Meanwhile, the violent war on drugs has driven 1 million Colombians off their land. That may be the whole point.

"The U.S. has a hidden agenda in the war on drugs," Panetta said. "It is getting and keeping control of Colombia's resources: gold, silver, copper. Colombia may have the largest oil reserve in the Americas. The U.S. wants to control it." Gamboa Zuniga agreed: "The armed participants in this conflict are fighting for control of strategic places for business."

But the so-called "drug war" continues. "Research has yielded new chemicals such as a mutating fungus which would adhere to vegetation better," Panetta said. "Since it wouldn't wash off in the rainforests' downpours, it would wreak ecological havoc. We must urge our legislators to oppose this destruction . . . We don't need mutating fungi.
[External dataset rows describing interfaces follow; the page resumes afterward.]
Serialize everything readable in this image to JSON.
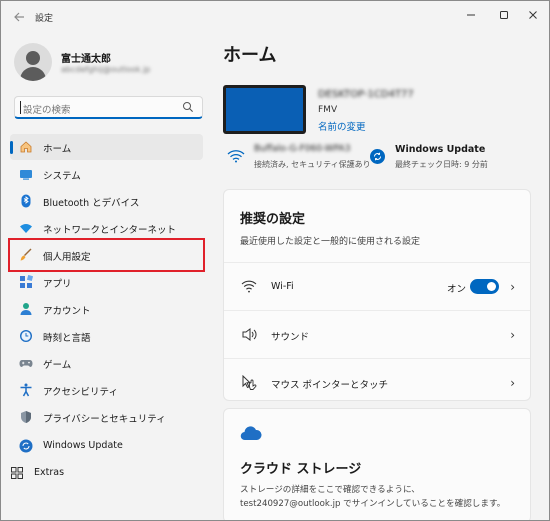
{
  "window": {
    "title": "設定"
  },
  "profile": {
    "name": "富士通太郎",
    "email": "abcdefghij@outlook.jp"
  },
  "search": {
    "placeholder": "設定の検索"
  },
  "sidebar": {
    "items": [
      {
        "label": "ホーム",
        "icon": "home-icon"
      },
      {
        "label": "システム",
        "icon": "system-icon"
      },
      {
        "label": "Bluetooth とデバイス",
        "icon": "bluetooth-icon"
      },
      {
        "label": "ネットワークとインターネット",
        "icon": "network-icon"
      },
      {
        "label": "個人用設定",
        "icon": "brush-icon"
      },
      {
        "label": "アプリ",
        "icon": "apps-icon"
      },
      {
        "label": "アカウント",
        "icon": "account-icon"
      },
      {
        "label": "時刻と言語",
        "icon": "time-language-icon"
      },
      {
        "label": "ゲーム",
        "icon": "gamepad-icon"
      },
      {
        "label": "アクセシビリティ",
        "icon": "accessibility-icon"
      },
      {
        "label": "プライバシーとセキュリティ",
        "icon": "shield-icon"
      },
      {
        "label": "Windows Update",
        "icon": "update-icon"
      },
      {
        "label": "Extras",
        "icon": "extras-icon"
      }
    ]
  },
  "main": {
    "title": "ホーム",
    "device": {
      "name": "DESKTOP-1CD4T77",
      "model": "FMV",
      "rename_link": "名前の変更"
    },
    "network": {
      "name": "Buffalo-G-F060-WPA3",
      "status": "接続済み, セキュリティ保護あり"
    },
    "update": {
      "title": "Windows Update",
      "status": "最終チェック日時: 9 分前"
    },
    "recommended": {
      "title": "推奨の設定",
      "subtitle": "最近使用した設定と一般的に使用される設定",
      "rows": [
        {
          "label": "Wi-Fi",
          "toggle_label": "オン",
          "toggle_on": true
        },
        {
          "label": "サウンド"
        },
        {
          "label": "マウス ポインターとタッチ"
        }
      ]
    },
    "cloud": {
      "title": "クラウド ストレージ",
      "description": "ストレージの詳細をここで確認できるように、test240927@outlook.jp でサインインしていることを確認します。"
    }
  },
  "colors": {
    "accent": "#0067c0",
    "highlight_border": "#e0202a",
    "background": "#f3f3f3",
    "card": "#fbfbfb"
  }
}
We need anti-drug and drug-treatment programs here [in the United States]. Stop the demand and you stop the supply."

Palacios stressed pressuring legislators.

"We ask the American people to make a radical, frontal opposition to Plan Colombia," he said. "Tell them to find ways to support farmers' growing alternative crops. Also send food and clothes to displaced Colombians but not through the government of Colombia, because we know what will happen in that case. Send help through churches." 

Germantown writer Constance Garcia-Barrio (cgarciabar@wcupa)
teaches at West Chester University.

Copyright 1991 The Akha Heritage Foundation